Bryce Brown, Kansas State Have Rushing Edge on James Sims, Kansas

JDAnalyst IMarch 30, 2011

LEXINGTON, KY - NOVEMBER 28:  Bryce Brown #11 of the Tennessee Volunteers runs with the ball during the SEC game against the Kentucky Wildcats at Commonwealth Stadium on November 28, 2009 in Lexington, Kentucky.  (Photo by Andy Lyons/Getty Images)
Andy Lyons/Getty Images

Because my first 'state of Kansas' college football article was met with moderate success, I've decided to try my hand at a second. This time, let's talk running backs.  

Former No. 1 recruit Bryce Brown (rSo.) and fellow former Wichita, Kansas standout Demarcus Robinson (rFr.) are likely to demand the bulk of Kansas State's carries. It'll be interesting to see if Brown can capitalize on all that potential and become the dominant force on a run-first team.

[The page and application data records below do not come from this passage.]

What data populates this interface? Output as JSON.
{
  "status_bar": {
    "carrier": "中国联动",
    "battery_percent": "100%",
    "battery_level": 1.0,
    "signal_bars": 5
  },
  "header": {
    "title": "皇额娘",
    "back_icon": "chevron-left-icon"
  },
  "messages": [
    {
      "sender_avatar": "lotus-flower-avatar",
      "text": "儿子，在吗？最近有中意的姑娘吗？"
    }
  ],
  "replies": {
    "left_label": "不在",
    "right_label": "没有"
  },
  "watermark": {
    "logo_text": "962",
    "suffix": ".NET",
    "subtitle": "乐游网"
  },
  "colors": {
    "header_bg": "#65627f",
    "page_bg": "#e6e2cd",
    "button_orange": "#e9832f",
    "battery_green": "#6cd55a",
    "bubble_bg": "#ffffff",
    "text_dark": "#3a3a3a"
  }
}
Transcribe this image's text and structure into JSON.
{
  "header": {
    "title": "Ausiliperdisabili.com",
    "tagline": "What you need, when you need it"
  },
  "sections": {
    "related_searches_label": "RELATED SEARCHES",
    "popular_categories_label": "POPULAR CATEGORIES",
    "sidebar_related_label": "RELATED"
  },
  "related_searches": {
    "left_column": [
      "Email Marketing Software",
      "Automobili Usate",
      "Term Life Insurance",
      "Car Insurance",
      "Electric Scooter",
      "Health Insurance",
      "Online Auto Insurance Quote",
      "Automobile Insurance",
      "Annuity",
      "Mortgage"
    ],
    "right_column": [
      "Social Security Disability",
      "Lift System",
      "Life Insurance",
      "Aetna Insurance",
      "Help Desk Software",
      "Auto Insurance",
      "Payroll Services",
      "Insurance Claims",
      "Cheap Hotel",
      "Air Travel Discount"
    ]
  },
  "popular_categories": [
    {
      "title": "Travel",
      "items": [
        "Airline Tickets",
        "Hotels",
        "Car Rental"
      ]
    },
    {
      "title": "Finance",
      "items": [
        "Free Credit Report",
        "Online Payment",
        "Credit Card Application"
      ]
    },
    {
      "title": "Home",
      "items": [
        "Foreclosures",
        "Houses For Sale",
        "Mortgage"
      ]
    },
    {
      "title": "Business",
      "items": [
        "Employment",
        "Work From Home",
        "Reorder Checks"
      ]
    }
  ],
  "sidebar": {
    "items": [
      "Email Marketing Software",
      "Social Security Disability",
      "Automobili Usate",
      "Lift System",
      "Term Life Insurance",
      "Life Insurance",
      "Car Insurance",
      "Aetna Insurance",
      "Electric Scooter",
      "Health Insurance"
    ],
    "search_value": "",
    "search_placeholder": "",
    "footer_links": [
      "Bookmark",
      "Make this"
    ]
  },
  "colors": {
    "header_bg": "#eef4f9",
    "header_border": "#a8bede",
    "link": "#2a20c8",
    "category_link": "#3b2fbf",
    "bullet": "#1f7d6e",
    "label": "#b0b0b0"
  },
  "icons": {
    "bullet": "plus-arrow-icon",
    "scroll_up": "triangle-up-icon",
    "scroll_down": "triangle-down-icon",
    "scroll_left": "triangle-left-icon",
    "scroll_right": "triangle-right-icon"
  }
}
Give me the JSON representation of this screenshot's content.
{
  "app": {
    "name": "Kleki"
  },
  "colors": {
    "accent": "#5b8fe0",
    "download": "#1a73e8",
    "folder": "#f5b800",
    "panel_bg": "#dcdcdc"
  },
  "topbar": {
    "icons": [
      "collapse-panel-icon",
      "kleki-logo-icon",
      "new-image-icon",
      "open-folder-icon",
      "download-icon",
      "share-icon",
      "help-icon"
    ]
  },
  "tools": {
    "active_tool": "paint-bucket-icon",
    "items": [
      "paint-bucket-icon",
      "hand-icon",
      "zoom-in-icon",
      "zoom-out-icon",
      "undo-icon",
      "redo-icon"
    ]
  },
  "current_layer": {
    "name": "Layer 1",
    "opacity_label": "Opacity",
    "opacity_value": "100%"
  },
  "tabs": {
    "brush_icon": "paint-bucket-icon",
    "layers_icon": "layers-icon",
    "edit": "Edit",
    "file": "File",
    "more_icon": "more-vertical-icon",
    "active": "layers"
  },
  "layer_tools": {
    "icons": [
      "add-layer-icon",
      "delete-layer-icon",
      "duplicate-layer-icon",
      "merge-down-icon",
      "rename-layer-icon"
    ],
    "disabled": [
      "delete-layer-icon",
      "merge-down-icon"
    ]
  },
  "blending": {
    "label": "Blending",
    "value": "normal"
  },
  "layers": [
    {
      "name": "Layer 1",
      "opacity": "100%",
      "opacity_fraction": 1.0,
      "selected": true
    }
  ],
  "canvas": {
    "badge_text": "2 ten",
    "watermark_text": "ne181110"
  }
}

There aren't many touted names behind them, but Bill Snyder is the best at finding diamonds. I could see a little guy like Destin Mosley (rFr.) carving out a small niche for himself. Being a South-Central Kansas native, it would be cool if Deveon Dinwiddie's (rFr.) name popped up, too.   

Regardless, this is a young, explosive backfield. However, unlike the quarterback situation, the Jayhawk backfield provides the better storyline.  

James Sims (So.) and Brandon Bourbon (rFr.) are my early favorites. Rell Lewis (rSr.) is a wildcard (see below), and Deshaun Sands (rSo.) may land in a difficult situation in terms of opportunity, because these four are only the guys already on the roster.

Darrian Miller, Anthony Pierson and Dreamius Smith are among Kansas' best runningback recruits of the decade. Miller's Spring opportunities could put him in the driver's seat. Opportunities (and redshirts) given to these true freshmen largely depends on the guys listed before them, namely Lewis (who is understandably difficult to evaluate right now, which is why he's the wildcard).

That's seven FBS-caliber runningbacks (I hope). It's okay news now, but would be excellent news if a few of these guys separated and established themselves for the sake of Turner Gill and continuity. 

The Jayhawks have a slight edge on the offensive line. Gill returns starting experience at every position as well as a great infusion of youth and depth. The line is also significantly larger and has the highest ceiling of any Kansas group in years.

The Wildcats' synergy, on the other hand, may be out of sync in the early going. Snyder must replace three interior linemen in front of runningbacks who are talented but have little college experience and absolutely no Kansas State gameday experience.

Both teams return capable options at tight end and fullback. Kansas may have a very slight advantage, though. I'll take Tim Biere (Sr.) over Travis Tannahill (rJr.) and nearly any other tight end in the league. Prepare to be surprised at the impact a fullback like Kansas transfer Nick Sizemore (rSo.) can have.

Overall, I'll give Kansas State the edge. It's hard enough for any coach to out-run Bill Snyder when he's got talent at his disposal, and Turner Gill is still in an adjustment period. Regardless, both squads will feature prominent ground attacks this season.